NO GRANDIOSE words of inspiration were needed from Kevin Ball when Sunderland’s players assembled in the Stadium of Light dressing room.
Such had been the burden of mental torture lifted from Sunderland’s players, it was sufficient for the ex-Black Cats skipper to allow his temporary charges to simply enjoy themselves.
The body language, a stark contrast from the resigned faces at the Hawthorns on Saturday, said it all about what Sunderland’s players thought about life after Paolo Di Canio.
From the hand-shakes with the door staff – a big no-no under Di Canio – to the widespread applause to supporters when they emerged from the tunnel, and the wholescale celebrations following Emanuele Giaccherini’s opener, the weight of Di Canio verbal battering had evidently been lifted.
In that respect, Ball’s job was made much easier.
But what became Sunderland’s most complete performance of the season wasn’t solely down to player power.
Ball had a hand in it and it inevitably begged the question of whether the interim head coach – as he has been crowned – is a serious contender for the permanent position.
The 48-year-old’s former team-mates certainly think he should be among the runners and riders, Niall Quinn publicly expressing his support yesterday.
But as they prudently take their time casting around for suitable successors to Di Canio, Sunderland’s board would be negligent not to consider it as a possibility.
Certainly, Ball has never lacked popularity on Wearside and a chorus of “Ooh Bally, Bally” immediately rang around the sparsely populated Stadium of Light once Valentin Roberge had put the game to bed last night with his pinpoint header.
And unlike the other contenders, Sunderland don’t need to do any due diligence with Ball.
They know his credentials, the near-decade he has spent coaching at the Academy of Light and the unwavering passion he boasts for this football club.
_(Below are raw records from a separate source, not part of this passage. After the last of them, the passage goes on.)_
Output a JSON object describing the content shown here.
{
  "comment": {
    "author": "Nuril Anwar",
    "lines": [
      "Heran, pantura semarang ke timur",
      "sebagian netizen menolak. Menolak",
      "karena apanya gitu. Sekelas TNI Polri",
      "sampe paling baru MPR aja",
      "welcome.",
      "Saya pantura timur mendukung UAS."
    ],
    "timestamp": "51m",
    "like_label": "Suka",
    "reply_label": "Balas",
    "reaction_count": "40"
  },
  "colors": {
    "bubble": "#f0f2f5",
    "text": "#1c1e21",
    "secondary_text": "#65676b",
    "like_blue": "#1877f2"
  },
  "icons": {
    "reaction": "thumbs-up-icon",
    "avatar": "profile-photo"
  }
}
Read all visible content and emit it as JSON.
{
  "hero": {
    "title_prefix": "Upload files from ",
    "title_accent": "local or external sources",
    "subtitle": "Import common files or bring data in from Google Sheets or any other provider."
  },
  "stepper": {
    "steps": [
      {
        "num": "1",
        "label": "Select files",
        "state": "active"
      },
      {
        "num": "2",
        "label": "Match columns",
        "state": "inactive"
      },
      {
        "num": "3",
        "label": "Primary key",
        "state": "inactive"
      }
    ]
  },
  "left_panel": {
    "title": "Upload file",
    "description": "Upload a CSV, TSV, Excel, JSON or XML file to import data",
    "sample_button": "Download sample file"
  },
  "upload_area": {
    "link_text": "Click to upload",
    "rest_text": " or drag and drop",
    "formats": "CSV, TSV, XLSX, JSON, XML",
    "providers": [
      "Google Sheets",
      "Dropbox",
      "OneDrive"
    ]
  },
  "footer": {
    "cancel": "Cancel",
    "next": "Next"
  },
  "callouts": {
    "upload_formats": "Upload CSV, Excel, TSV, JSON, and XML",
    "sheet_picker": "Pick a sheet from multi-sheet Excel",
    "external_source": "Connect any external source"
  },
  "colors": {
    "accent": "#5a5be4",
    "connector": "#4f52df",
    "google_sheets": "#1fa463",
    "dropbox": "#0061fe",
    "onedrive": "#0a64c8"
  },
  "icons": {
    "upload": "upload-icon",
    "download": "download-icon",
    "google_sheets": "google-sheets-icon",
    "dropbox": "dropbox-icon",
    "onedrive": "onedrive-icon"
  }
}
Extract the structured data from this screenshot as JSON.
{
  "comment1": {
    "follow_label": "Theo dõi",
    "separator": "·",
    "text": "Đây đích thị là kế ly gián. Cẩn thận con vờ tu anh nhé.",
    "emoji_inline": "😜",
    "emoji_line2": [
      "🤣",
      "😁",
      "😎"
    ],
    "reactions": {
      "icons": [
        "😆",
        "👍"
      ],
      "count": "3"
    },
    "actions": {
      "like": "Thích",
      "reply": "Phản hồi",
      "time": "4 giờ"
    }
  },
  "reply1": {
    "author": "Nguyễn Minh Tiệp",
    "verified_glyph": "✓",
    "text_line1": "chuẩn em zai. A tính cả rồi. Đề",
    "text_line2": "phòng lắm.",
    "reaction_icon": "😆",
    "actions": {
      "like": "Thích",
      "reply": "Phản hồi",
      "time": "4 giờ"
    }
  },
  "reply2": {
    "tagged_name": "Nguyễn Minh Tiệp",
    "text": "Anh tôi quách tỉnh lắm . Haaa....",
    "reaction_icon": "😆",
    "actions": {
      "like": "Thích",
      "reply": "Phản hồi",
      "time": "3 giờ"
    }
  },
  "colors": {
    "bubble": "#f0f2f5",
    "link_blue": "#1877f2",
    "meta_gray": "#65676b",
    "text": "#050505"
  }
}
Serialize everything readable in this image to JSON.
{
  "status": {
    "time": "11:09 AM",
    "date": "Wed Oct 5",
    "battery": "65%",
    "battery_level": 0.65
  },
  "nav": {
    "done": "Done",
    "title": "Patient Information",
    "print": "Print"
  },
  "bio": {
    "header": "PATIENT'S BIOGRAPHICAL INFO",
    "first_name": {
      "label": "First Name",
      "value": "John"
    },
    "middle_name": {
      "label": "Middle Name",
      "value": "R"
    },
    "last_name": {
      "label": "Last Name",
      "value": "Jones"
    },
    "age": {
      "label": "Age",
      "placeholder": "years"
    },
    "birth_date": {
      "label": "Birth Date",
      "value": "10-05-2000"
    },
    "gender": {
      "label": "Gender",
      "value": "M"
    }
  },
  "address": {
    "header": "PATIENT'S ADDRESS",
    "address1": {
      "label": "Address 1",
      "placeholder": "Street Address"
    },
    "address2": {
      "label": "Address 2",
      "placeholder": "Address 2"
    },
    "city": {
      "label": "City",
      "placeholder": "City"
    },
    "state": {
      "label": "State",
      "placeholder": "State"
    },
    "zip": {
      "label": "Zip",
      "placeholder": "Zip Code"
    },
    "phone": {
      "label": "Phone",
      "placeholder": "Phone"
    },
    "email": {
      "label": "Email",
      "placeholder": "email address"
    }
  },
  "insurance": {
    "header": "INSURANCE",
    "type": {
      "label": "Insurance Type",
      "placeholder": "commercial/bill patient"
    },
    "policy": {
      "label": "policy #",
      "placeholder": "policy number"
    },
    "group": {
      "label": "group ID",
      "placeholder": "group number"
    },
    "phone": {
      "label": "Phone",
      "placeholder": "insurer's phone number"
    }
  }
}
Ball didn’t do his chances any harm last night either.
Wisely, Ball turned to the old heads in his squad who have been through this all before, albeit never in such extreme circumstances.
Back came the likes of Seb Larsson, Carlos Cuellar and Lee Cattermole, with the latter pair both making their first starts of the season.
Peterborough offered surprisingly little resistance considering their recent form in League One, yet Sunderland showed in their second round victory over MK Dons that they were well capable of struggling against third tier opposition.
But the Black Cats still dominated from start to finish, and could have won by a far more handsome margin.
Cuellar introduced a familiarity into the back-line and the greater harmony sparked a first clean sheet of the campaign.
And Larsson worked well as an inverted winger down the left-hand side, albeit Peterborough offered a helping hand down either flank by leaving their full-backs two-on-one against Sunderland’s operators on the flanks.
But Cattermole was the member of the trio who really shone.
There were slack passes, befitting a player who had not started a competitive game since February, and there were more telling ones - a cross on a plate for Giaccherini’s first half goal.
Yet it was the leadership and drive in the middle of the park offered by Cattermole which Sunderland have been missing so clearly this season.
Despite being stripped of the captaincy by Di Canio, Cattermole continues to be the natural leader of this side.
Finally, there was someone shouting at his team-mates and issuing instructions from the middle of the park.
The prospect of a Cattermole/Ki Sung-Yeung double-act is one which harbours potential too; they are a naturally complementary duo.
Cattermole looked to be out of puff at times during the first half – understandable given the length of his lay-off – but he will reap the rewards from completing 90 minutes for the first time since November.
Surely a first Premier League start of the campaign will follow for the former skipper on Sunday.
The team shape will continue too.
Ball used the formation he has practised for the Under-21s this season – two inverted wingers and a three-man midfield, with one of them in an advanced role behind the striker.
Playing in that free role behind Jozy Altidore suited Emanuele Giaccherini to a tee.
It wasn’t just the weight of Di Canio’s removal which saw Giaccherini shine.
When used out wide, the Italian has been out-muscled and the 28-year-old doesn’t possess the pace to burst beyond his full-back.
But in the hole, he could use his nous to pick out pockets of space and he linked up effectively with Altidore, albeit he spurned a gilt-edged opportunity from six yards before netting his goal.
With Fabio Borini ineligible to face Liverpool on Sunday, the Altidore and Giaccherini partnership will surely remain as the front two this weekend.
Should Ball oversee a unexpected positive result against Liverpool, his credentials will receive a further boost.
Realistically though, facing Liverpool is a completely different ball game, no pun intended.
As these players have proved before too, what they can do in the early days under a new manager is not necessarily an indication of what they produce in the long-term.
Ball will remain the long-shot, the rank outsider who would need a remarkable game against Liverpool and possibly Manchester United, to be a firm contender.
But if Sunderland do turn to another, then a place in the new first-team coaching set-up for Ball, is not the most ludicrous of suggestions.